This page has been archived, and may no longer be up to date

War Dove

War on Iraq

Why we opposed war on Iraq

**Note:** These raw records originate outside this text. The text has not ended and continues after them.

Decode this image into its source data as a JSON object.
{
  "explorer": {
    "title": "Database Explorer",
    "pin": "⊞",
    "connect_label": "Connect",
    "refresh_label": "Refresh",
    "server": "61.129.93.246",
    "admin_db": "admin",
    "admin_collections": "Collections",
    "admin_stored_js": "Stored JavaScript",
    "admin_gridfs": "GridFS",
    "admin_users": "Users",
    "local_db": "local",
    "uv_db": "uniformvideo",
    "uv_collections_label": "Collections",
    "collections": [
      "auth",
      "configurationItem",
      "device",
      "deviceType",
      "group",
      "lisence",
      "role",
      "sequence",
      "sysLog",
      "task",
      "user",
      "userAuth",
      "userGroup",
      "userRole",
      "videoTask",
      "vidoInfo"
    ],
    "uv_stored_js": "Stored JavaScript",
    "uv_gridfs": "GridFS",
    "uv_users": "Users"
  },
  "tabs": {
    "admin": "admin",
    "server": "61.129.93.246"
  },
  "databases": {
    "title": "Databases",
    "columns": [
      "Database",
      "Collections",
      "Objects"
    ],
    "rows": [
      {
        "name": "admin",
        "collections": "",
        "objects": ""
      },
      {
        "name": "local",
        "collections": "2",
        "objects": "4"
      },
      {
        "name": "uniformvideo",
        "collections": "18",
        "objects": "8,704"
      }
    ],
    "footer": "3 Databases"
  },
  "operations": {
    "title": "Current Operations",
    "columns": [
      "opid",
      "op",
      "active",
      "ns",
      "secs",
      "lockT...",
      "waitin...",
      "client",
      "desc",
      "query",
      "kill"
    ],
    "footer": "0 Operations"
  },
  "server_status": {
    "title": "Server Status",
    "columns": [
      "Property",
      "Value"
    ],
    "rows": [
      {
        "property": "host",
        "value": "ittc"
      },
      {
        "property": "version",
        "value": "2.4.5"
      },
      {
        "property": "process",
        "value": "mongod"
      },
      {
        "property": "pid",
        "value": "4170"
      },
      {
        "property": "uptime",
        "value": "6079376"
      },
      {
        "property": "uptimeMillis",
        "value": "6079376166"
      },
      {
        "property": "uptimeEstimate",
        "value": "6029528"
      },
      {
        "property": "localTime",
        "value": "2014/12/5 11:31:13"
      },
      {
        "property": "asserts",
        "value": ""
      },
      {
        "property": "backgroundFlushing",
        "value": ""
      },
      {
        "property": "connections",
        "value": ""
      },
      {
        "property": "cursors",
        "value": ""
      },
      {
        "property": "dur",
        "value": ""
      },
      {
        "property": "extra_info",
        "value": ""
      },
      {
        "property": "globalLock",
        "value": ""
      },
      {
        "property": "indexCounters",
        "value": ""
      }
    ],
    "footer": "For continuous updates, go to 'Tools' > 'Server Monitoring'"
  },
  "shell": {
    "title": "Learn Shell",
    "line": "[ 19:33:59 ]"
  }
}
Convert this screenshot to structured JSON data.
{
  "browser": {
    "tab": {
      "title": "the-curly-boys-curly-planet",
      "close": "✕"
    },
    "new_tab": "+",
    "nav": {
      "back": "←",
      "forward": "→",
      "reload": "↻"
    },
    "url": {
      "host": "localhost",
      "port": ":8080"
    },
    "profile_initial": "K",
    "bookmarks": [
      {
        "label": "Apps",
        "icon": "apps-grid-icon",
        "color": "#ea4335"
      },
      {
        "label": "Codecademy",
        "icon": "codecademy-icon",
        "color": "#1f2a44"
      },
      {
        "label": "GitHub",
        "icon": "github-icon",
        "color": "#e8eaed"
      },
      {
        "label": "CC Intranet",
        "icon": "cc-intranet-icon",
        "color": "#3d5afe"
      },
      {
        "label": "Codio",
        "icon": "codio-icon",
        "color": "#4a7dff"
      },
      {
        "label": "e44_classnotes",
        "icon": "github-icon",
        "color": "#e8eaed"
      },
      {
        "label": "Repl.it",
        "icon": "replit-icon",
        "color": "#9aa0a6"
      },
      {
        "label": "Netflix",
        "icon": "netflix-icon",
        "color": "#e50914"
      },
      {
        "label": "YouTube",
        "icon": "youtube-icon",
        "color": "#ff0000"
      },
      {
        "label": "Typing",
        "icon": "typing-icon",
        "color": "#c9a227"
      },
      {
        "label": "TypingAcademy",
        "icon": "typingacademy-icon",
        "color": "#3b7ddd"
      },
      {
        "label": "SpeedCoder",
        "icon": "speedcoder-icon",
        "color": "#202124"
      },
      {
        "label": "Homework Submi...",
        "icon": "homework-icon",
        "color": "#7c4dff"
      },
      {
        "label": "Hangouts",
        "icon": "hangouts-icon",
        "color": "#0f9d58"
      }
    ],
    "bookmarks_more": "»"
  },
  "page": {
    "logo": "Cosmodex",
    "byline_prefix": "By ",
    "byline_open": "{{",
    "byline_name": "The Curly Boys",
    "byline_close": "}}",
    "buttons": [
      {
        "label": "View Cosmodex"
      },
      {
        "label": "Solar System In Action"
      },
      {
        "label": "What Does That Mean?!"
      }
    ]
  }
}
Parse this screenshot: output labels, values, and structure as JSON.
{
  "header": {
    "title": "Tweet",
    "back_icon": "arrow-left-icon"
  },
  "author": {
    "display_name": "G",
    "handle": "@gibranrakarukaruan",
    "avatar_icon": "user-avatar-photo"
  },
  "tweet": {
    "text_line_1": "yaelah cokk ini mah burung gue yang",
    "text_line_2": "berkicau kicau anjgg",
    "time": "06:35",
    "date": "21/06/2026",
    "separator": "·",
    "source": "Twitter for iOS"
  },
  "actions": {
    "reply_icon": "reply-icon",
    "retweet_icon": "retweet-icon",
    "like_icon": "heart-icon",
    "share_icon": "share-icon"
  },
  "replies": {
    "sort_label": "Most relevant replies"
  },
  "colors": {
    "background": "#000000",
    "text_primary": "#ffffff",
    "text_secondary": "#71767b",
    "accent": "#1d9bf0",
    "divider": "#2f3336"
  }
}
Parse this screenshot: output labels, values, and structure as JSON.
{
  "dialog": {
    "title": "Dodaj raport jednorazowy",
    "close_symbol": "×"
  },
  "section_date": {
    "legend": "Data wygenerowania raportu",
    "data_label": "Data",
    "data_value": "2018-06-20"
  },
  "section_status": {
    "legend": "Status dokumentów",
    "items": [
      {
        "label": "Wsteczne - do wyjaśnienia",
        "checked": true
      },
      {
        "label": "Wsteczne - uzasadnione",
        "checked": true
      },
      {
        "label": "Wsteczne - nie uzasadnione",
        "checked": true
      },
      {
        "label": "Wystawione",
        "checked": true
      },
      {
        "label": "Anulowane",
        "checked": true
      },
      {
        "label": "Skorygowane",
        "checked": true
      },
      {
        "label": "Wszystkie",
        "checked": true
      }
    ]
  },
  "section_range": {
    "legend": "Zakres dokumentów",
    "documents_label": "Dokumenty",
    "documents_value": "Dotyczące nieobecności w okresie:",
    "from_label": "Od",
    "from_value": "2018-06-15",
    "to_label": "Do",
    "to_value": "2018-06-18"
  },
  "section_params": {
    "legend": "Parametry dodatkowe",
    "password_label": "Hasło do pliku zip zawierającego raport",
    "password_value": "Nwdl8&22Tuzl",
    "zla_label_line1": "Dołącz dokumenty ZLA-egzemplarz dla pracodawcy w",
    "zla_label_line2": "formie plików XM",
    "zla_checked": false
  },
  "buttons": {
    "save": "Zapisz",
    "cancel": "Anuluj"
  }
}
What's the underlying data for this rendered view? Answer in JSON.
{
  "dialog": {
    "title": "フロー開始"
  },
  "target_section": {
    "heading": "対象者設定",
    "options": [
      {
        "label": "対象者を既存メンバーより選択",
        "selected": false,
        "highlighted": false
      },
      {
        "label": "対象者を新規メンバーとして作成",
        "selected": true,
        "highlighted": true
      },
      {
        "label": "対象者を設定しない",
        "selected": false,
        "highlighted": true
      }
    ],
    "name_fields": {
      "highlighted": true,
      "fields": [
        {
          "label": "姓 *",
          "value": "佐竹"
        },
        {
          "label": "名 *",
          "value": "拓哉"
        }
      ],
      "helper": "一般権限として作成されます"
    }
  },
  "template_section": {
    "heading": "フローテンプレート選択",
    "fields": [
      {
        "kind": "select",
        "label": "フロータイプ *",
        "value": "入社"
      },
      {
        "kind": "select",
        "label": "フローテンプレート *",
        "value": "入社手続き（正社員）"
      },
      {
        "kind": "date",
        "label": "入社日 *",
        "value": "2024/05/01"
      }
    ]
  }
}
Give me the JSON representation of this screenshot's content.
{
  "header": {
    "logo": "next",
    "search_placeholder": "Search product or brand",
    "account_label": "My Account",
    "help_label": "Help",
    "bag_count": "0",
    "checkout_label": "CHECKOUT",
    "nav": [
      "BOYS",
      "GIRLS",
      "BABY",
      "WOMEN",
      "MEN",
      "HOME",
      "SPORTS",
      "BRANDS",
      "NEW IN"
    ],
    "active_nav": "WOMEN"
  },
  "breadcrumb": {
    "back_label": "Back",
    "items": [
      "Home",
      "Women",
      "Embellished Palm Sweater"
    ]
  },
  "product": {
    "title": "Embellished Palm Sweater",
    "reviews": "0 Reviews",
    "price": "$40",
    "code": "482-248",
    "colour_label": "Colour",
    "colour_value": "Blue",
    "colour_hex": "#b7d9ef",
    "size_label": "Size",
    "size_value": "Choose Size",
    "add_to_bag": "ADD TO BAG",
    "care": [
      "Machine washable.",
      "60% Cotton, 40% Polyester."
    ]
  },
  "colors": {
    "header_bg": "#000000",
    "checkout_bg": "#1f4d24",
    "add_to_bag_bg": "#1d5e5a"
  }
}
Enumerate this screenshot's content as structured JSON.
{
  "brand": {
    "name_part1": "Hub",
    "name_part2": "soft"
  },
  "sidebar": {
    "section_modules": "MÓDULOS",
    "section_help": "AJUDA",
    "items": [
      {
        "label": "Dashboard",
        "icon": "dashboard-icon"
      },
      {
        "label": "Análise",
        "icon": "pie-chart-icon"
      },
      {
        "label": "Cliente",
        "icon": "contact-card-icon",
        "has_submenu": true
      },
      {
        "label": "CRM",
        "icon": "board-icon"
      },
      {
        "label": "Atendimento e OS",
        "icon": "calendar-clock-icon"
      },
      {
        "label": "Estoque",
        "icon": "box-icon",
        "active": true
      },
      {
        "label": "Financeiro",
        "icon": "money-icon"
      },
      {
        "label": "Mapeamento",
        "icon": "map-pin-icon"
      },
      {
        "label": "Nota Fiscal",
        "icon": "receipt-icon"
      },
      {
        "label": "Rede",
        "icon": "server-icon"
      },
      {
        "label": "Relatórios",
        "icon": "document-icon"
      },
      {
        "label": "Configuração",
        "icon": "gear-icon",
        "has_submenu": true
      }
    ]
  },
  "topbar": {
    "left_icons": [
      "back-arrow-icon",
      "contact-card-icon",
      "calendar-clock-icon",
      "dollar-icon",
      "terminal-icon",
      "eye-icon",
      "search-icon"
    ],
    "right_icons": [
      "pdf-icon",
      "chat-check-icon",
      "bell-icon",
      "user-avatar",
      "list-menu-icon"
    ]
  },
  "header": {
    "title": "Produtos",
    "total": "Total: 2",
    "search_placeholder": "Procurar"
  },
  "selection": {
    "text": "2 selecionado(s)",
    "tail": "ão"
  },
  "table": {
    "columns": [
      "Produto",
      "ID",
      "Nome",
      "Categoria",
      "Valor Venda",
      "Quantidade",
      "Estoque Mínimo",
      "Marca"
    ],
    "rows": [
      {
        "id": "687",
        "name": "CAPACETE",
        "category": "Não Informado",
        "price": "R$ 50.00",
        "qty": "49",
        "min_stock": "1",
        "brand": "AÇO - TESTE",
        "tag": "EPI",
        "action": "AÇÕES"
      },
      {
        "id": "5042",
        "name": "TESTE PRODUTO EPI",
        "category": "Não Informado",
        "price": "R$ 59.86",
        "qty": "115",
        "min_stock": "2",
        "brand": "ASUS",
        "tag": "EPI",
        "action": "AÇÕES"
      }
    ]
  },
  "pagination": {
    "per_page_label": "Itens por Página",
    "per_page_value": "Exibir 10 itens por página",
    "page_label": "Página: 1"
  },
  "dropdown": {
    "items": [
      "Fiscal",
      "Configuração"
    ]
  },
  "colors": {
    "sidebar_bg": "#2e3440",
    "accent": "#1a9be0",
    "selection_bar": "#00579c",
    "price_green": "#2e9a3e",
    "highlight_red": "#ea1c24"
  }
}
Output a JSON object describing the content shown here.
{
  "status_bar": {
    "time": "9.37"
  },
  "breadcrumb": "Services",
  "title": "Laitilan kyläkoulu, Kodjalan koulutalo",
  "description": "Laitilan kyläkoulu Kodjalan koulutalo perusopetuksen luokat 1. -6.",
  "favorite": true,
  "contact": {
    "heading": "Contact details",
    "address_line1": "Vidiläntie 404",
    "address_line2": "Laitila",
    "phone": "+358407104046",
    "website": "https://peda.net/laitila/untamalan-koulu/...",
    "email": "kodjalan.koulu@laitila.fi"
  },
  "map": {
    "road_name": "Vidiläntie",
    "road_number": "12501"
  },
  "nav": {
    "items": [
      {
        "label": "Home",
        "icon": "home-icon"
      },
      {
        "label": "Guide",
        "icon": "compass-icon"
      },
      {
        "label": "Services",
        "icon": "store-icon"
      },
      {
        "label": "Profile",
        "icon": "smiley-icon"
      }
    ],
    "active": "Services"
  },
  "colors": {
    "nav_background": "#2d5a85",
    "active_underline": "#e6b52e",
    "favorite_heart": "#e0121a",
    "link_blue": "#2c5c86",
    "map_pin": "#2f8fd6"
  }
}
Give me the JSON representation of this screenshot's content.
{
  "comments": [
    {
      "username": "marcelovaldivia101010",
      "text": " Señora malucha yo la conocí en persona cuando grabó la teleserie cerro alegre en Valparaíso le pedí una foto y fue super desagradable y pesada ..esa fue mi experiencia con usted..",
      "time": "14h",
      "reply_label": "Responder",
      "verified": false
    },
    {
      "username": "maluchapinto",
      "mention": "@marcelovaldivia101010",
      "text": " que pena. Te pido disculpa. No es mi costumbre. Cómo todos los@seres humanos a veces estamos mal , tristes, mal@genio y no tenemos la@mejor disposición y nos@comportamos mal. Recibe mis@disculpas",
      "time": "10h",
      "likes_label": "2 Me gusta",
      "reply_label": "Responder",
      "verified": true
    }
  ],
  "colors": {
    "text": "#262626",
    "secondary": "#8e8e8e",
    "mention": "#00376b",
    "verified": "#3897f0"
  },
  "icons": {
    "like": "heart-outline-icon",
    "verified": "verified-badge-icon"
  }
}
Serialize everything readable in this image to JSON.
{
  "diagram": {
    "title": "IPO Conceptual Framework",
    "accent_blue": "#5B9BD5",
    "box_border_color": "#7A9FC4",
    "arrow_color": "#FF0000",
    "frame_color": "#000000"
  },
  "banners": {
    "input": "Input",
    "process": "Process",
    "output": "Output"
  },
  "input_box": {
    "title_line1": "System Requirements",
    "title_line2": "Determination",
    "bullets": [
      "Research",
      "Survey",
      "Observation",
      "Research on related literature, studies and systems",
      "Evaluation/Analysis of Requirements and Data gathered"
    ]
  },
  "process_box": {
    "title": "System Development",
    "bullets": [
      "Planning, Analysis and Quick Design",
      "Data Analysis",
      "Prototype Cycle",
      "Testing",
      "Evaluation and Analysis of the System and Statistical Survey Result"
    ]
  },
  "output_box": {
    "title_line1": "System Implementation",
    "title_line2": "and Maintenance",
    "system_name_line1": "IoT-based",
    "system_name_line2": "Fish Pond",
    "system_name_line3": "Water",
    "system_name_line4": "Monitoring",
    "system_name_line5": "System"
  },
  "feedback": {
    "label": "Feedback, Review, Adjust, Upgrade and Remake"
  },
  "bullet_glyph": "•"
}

Greenpeace is opposed to war. We promote non-violent solutions to conflict. We actively campaign for the elimination of all weapons of mass destruction, held by any and all countries. Here are five reasons why we are opposed to the war in Iraq:
 
War would have devastating human and environmental consequences. The last Gulf war killed two hundred thousand people and left many of the survivors malnourished, diseased, and dying. Damage to ecosystems in the area remained years after the war ended. What are the consequences of this war? More  
War is an ineffective way to deal with weapons of mass destruction. There is a need for global disarmament from weapons of mass destruction that must be achieved through peaceful diplomatic negotiations. More  
Bush is clearly trying to gain control of Iraq's oil reserves. As Nelson Mandela has said, an attack on Iraq would be clearly motivated by George W. Bush's desire to please the US arms and oil industries. More  
This war is illegal and sets a dangerous precedent. Even Henry Kissinger argues that "the notion of justified pre-emption runs counter to modern international law, which sanctions the use of force in self-defense only against actual - not potential - threats." More  
It's hypocritical to single out Iraq. Other countries such as India, Pakistan and Israel all have weapons of mass destruction. More  

The latest updates

 

Exxon's Lee Raymond is WANTED for crimes

Image | 1 July, 2002 at 1:00

Exxon's Lee Raymond is WANTED for crimes against the climate.

Michael D

Image | 1 July, 2002 at 1:00

Michael D. Paker, CEO of Dow Inc, is wanted for crimes against the planet.

The Arctic Sunrise in opposition to the Takahama nuclear power plant

Image | 1 July, 2002 at 1:00

The Arctic Sunrise in opposition to the Takahama nuclear power plant.

Wind turbine erected by Greenpeace activists

Image | 1 July, 2002 at 1:00

Wind turbine erected by Greenpeace activists in front of the Doel nuclear power plant to protest discrimination against renewable energy by the Belgian government.

Around forty Greenpeace activists enter the

Image | 1 July, 2002 at 1:00

Around forty Greenpeace activists enter the Doel nuclear power plant in Belgium protesting against the renewable energy discrimination by the Belgian government.

Greenpeace Newsletter July 2002 - text only

Publication | 1 July, 2002 at 0:00

This month's Greenpeace member newsletter includes features about British Nuclear Fuels' plutonium shipment on route from Japan to England the flotilla of salty sailors that will oppose it on route. Also included are articles about the Japanese...

Greenpeace Newsletter July 2002

Publication | 1 July, 2002 at 0:00

This month's Greenpeace member newsletter includes features about British Nuclear Fuels' plutonium shipment on route from Japan to England the flotilla of salty sailors that will oppose it on route. Also included are articles about the Japanese...

Whaling fleet leaves to hunt Sei whales

Feature story | 1 July, 2002 at 0:00

The Japanese whaling fleet left port over the weekend on yet another "scientific" whaling expedition. But this time the whalers are looking for Sei whales, an endangered whale that has not been hunted in more than a quarter of a century.

China implements GE labelling

Feature story | 1 July, 2002 at 0:00

China's implementation of labelling for GE (genetically engineered) foods today brings to two billion the number of people worldwide whose country's require GE labelling.

Greenpeace volunteers dine out to show that

Image | 30 June, 2002 at 1:00

Greenpeace volunteers dine out to show that while China has introduced GE food labelling, Hong Kong is stalling.

12471 - 12480 of 13714 results.